**Prompt:**
From the data below, copy out every line in which the word "Assembly" occurs.

• • •

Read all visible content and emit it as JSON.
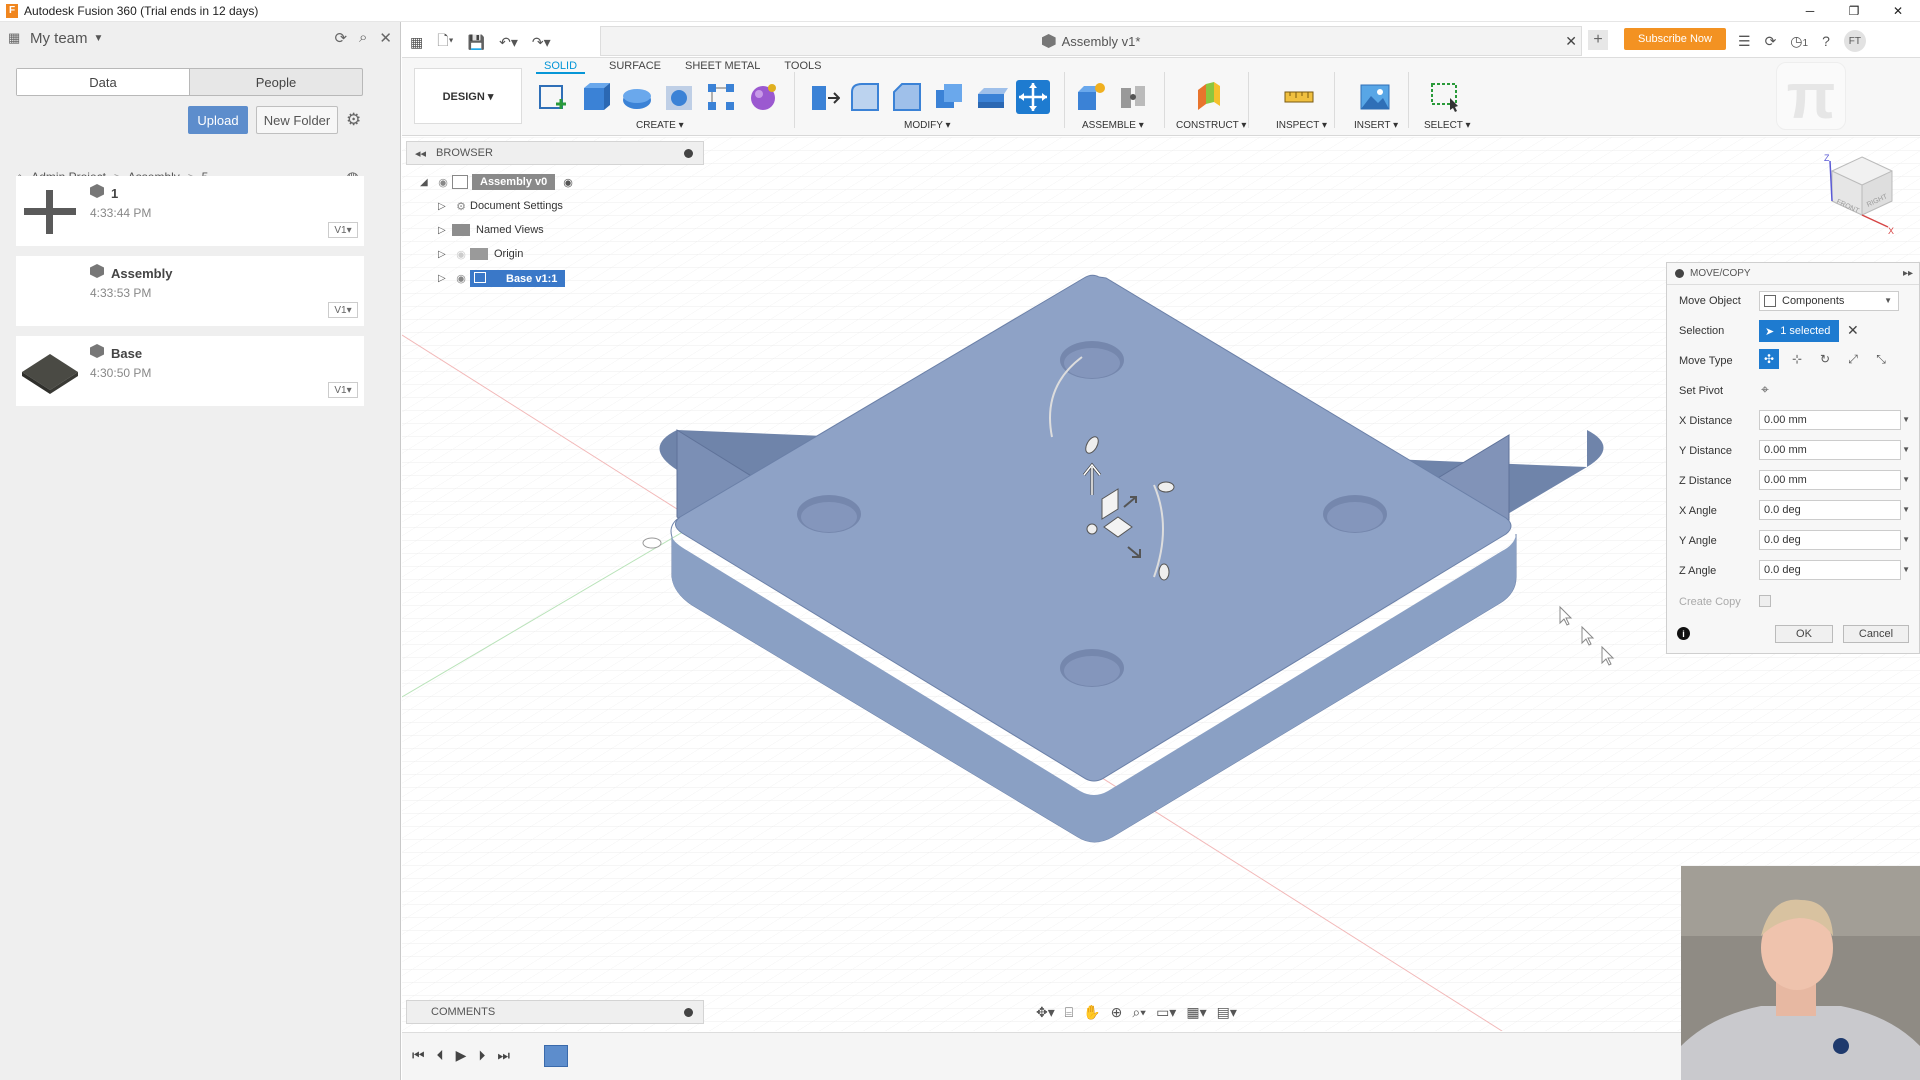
{
  "window": {
    "title": "Autodesk Fusion 360 (Trial ends in 12 days)",
    "app_icon": "F"
  },
  "data_panel": {
    "team": "My team",
    "tabs": [
      "Data",
      "People"
    ],
    "upload_label": "Upload",
    "new_folder_label": "New Folder",
    "breadcrumb": [
      "Admin Project",
      "Assembly",
      "5"
    ],
    "items": [
      {
        "name": "1",
        "time": "4:33:44 PM",
        "version": "V1▾"
      },
      {
        "name": "Assembly",
        "time": "4:33:53 PM",
        "version": "V1▾"
      },
      {
        "name": "Base",
        "time": "4:30:50 PM",
        "version": "V1▾"
      }
    ]
  },
  "document_tab": {
    "title": "Assembly v1*"
  },
  "topbar": {
    "subscribe_label": "Subscribe Now",
    "notifications_count": "1",
    "user_initials": "FT"
  },
  "ribbon": {
    "workspace": "DESIGN ▾",
    "tabs": [
      "SOLID",
      "SURFACE",
      "SHEET METAL",
      "TOOLS"
    ],
    "groups": [
      "CREATE ▾",
      "MODIFY ▾",
      "ASSEMBLE ▾",
      "CONSTRUCT ▾",
      "INSPECT ▾",
      "INSERT ▾",
      "SELECT ▾"
    ]
  },
  "browser": {
    "title": "BROWSER",
    "root": "Assembly v0",
    "nodes": [
      "Document Settings",
      "Named Views",
      "Origin",
      "Base v1:1"
    ]
  },
  "comments": {
    "title": "COMMENTS"
  },
  "move_copy": {
    "title": "MOVE/COPY",
    "rows": {
      "move_object": {
        "label": "Move Object",
        "value": "Components"
      },
      "selection": {
        "label": "Selection",
        "value": "1 selected"
      },
      "move_type": {
        "label": "Move Type"
      },
      "set_pivot": {
        "label": "Set Pivot"
      },
      "x_distance": {
        "label": "X Distance",
        "value": "0.00 mm"
      },
      "y_distance": {
        "label": "Y Distance",
        "value": "0.00 mm"
      },
      "z_distance": {
        "label": "Z Distance",
        "value": "0.00 mm"
      },
      "x_angle": {
        "label": "X Angle",
        "value": "0.0 deg"
      },
      "y_angle": {
        "label": "Y Angle",
        "value": "0.0 deg"
      },
      "z_angle": {
        "label": "Z Angle",
        "value": "0.0 deg"
      },
      "create_copy": {
        "label": "Create Copy",
        "checked": false
      }
    },
    "ok_label": "OK",
    "cancel_label": "Cancel"
  },
  "viewcube": {
    "faces": [
      "FRONT",
      "RIGHT"
    ],
    "axes": [
      "Z",
      "X"
    ]
  },
  "colors": {
    "accent": "#0696d7",
    "selection_blue": "#1e7bd0",
    "model": "#8fa3c9",
    "subscribe": "#f39222"
  }
}
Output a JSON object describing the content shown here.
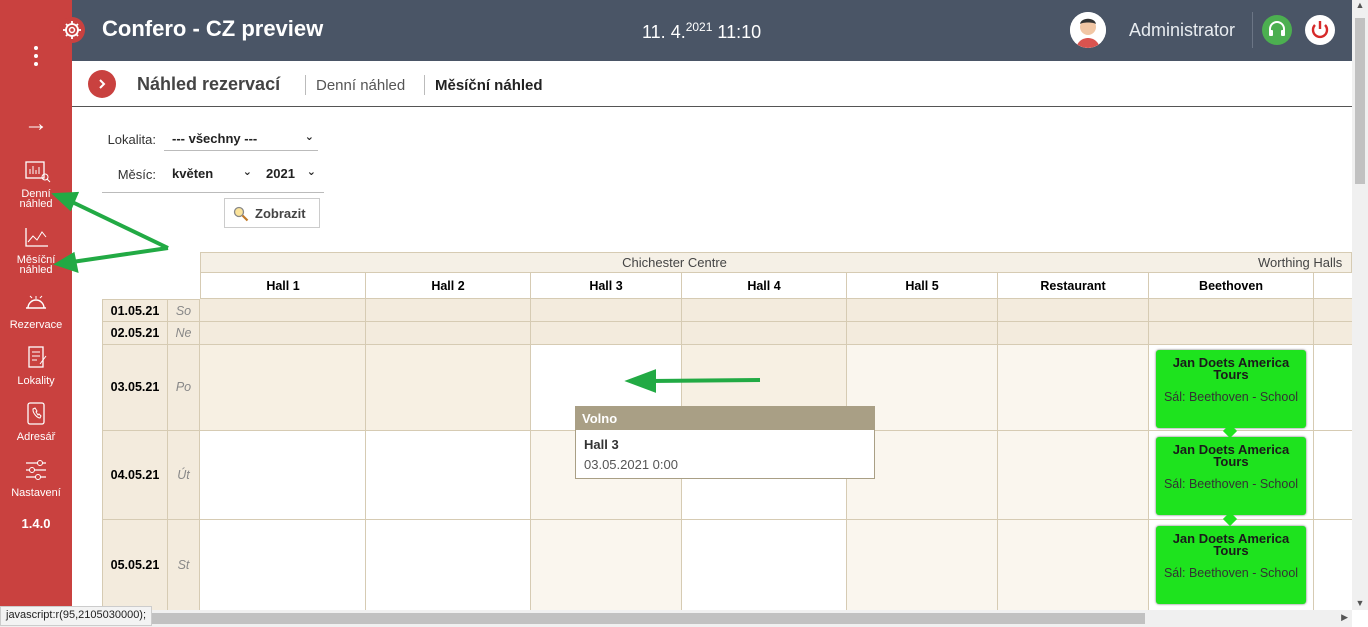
{
  "app": {
    "title": "Confero - CZ preview",
    "date": "11. 4.",
    "year": "2021",
    "time": "11:10",
    "user": "Administrator"
  },
  "sidebar": {
    "items": [
      {
        "label1": "Denní",
        "label2": "náhled"
      },
      {
        "label1": "Měsíční",
        "label2": "náhled"
      },
      {
        "label1": "Rezervace",
        "label2": ""
      },
      {
        "label1": "Lokality",
        "label2": ""
      },
      {
        "label1": "Adresář",
        "label2": ""
      },
      {
        "label1": "Nastavení",
        "label2": ""
      }
    ],
    "version": "1.4.0"
  },
  "breadcrumb": {
    "title": "Náhled rezervací",
    "link1": "Denní náhled",
    "link2": "Měsíční náhled"
  },
  "filters": {
    "location_label": "Lokalita:",
    "location_value": "--- všechny ---",
    "month_label": "Měsíc:",
    "month_value": "květen",
    "year_value": "2021",
    "show_button": "Zobrazit"
  },
  "grid": {
    "groups": [
      "Chichester Centre",
      "Worthing Halls"
    ],
    "halls": [
      "Hall 1",
      "Hall 2",
      "Hall 3",
      "Hall 4",
      "Hall 5",
      "Restaurant",
      "Beethoven"
    ],
    "rows": [
      {
        "date": "01.05.21",
        "day": "So"
      },
      {
        "date": "02.05.21",
        "day": "Ne"
      },
      {
        "date": "03.05.21",
        "day": "Po"
      },
      {
        "date": "04.05.21",
        "day": "Út"
      },
      {
        "date": "05.05.21",
        "day": "St"
      }
    ],
    "events": [
      {
        "title": "Jan Doets America Tours",
        "subtitle": "Sál: Beethoven - School"
      },
      {
        "title": "Jan Doets America Tours",
        "subtitle": "Sál: Beethoven - School"
      },
      {
        "title": "Jan Doets America Tours",
        "subtitle": "Sál: Beethoven - School"
      }
    ]
  },
  "tooltip": {
    "header": "Volno",
    "name": "Hall 3",
    "datetime": "03.05.2021 0:00"
  },
  "status": "javascript:r(95,2105030000);",
  "colors": {
    "sidebar": "#c9413f",
    "topbar": "#4a5566",
    "event": "#1ee31e",
    "weekend": "#f3ebdd",
    "arrow": "#22aa44"
  }
}
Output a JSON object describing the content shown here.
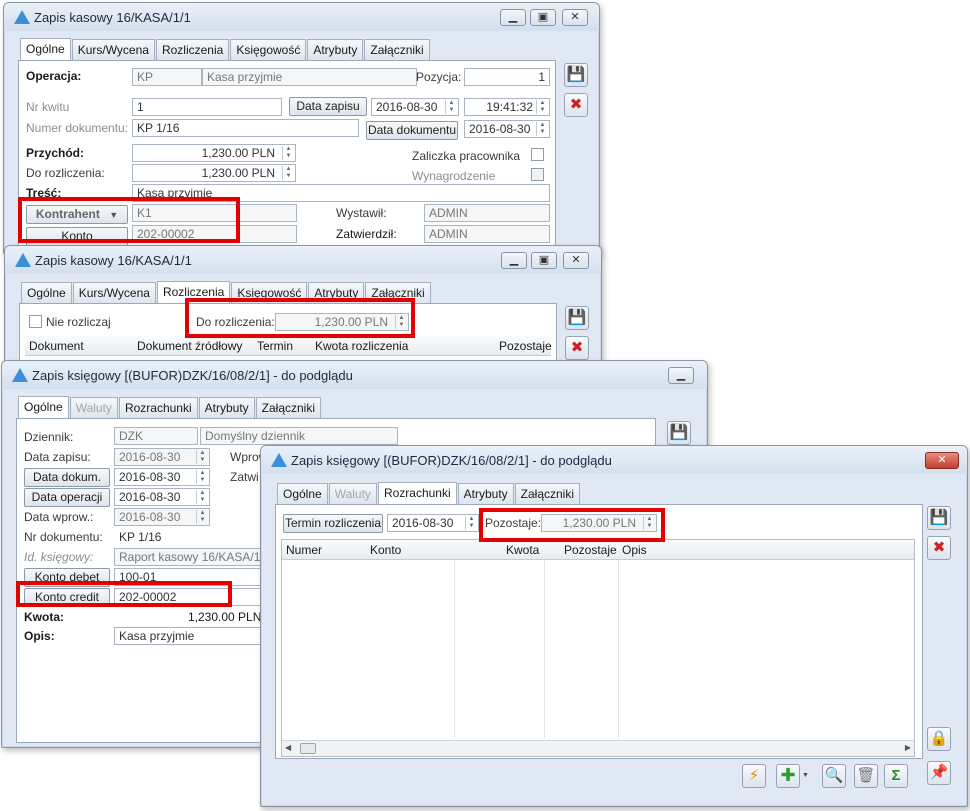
{
  "win1": {
    "title": "Zapis kasowy 16/KASA/1/1",
    "tabs": [
      "Ogólne",
      "Kurs/Wycena",
      "Rozliczenia",
      "Księgowość",
      "Atrybuty",
      "Załączniki"
    ],
    "operacja_label": "Operacja:",
    "operacja_code": "KP",
    "operacja_name": "Kasa przyjmie",
    "pozycja_label": "Pozycja:",
    "pozycja_value": "1",
    "nr_kwitu_label": "Nr kwitu",
    "nr_kwitu_value": "1",
    "data_zapisu_btn": "Data zapisu",
    "data_zapisu_value": "2016-08-30",
    "time_value": "19:41:32",
    "numer_dok_label": "Numer dokumentu:",
    "numer_dok_value": "KP 1/16",
    "data_dok_btn": "Data dokumentu",
    "data_dok_value": "2016-08-30",
    "przychod_label": "Przychód:",
    "przychod_value": "1,230.00 PLN",
    "zaliczka_label": "Zaliczka pracownika",
    "do_rozl_label": "Do rozliczenia:",
    "do_rozl_value": "1,230.00 PLN",
    "wynagrodzenie_label": "Wynagrodzenie",
    "tresc_label": "Treść:",
    "tresc_value": "Kasa przyjmie",
    "kontrahent_btn": "Kontrahent",
    "kontrahent_value": "K1",
    "wystawil_label": "Wystawił:",
    "wystawil_value": "ADMIN",
    "konto_btn": "Konto",
    "konto_value": "202-00002",
    "zatwierdzil_label": "Zatwierdził:",
    "zatwierdzil_value": "ADMIN"
  },
  "win2": {
    "title": "Zapis kasowy 16/KASA/1/1",
    "tabs": [
      "Ogólne",
      "Kurs/Wycena",
      "Rozliczenia",
      "Księgowość",
      "Atrybuty",
      "Załączniki"
    ],
    "nie_rozliczaj_label": "Nie rozliczaj",
    "do_rozl_label": "Do rozliczenia:",
    "do_rozl_value": "1,230.00 PLN",
    "columns": [
      "Dokument",
      "Dokument źródłowy",
      "Termin",
      "Kwota rozliczenia",
      "Pozostaje"
    ]
  },
  "win3": {
    "title": "Zapis księgowy [(BUFOR)DZK/16/08/2/1] - do podglądu",
    "tabs": [
      "Ogólne",
      "Waluty",
      "Rozrachunki",
      "Atrybuty",
      "Załączniki"
    ],
    "dziennik_label": "Dziennik:",
    "dziennik_code": "DZK",
    "dziennik_name": "Domyślny dziennik",
    "data_zapisu_label": "Data zapisu:",
    "data_zapisu_value": "2016-08-30",
    "wprow_label": "Wprow",
    "data_dok_btn": "Data dokum.",
    "data_dok_value": "2016-08-30",
    "zatwi_label": "Zatwi",
    "data_oper_btn": "Data operacji",
    "data_oper_value": "2016-08-30",
    "data_wprow_label": "Data wprow.:",
    "data_wprow_value": "2016-08-30",
    "nr_dok_label": "Nr dokumentu:",
    "nr_dok_value": "KP 1/16",
    "id_ksieg_label": "Id. księgowy:",
    "id_ksieg_value": "Raport kasowy 16/KASA/1",
    "konto_debet_btn": "Konto debet",
    "konto_debet_value": "100-01",
    "konto_credit_btn": "Konto credit",
    "konto_credit_value": "202-00002",
    "kwota_label": "Kwota:",
    "kwota_value": "1,230.00 PLN",
    "opis_label": "Opis:",
    "opis_value": "Kasa przyjmie"
  },
  "win4": {
    "title": "Zapis księgowy [(BUFOR)DZK/16/08/2/1] - do podglądu",
    "tabs": [
      "Ogólne",
      "Waluty",
      "Rozrachunki",
      "Atrybuty",
      "Załączniki"
    ],
    "termin_btn": "Termin rozliczenia",
    "termin_value": "2016-08-30",
    "pozostaje_label": "Pozostaje:",
    "pozostaje_value": "1,230.00 PLN",
    "columns": [
      "Numer",
      "Konto",
      "Kwota",
      "Pozostaje",
      "Opis"
    ]
  },
  "icons": {
    "save": "save-icon",
    "cancel": "cancel-icon",
    "lightning": "lightning-icon",
    "add": "add-icon",
    "search": "search-icon",
    "delete": "trash-icon",
    "sum": "sigma-icon",
    "lock": "lock-icon",
    "pin": "pin-icon"
  },
  "colors": {
    "highlight": "#e30000",
    "accent": "#3a8fd8"
  }
}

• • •

**Exercise result:**
      "Assembly",
        "name": "Assembly",
    "title": "Assembly v1*"
    "root": "Assembly v0",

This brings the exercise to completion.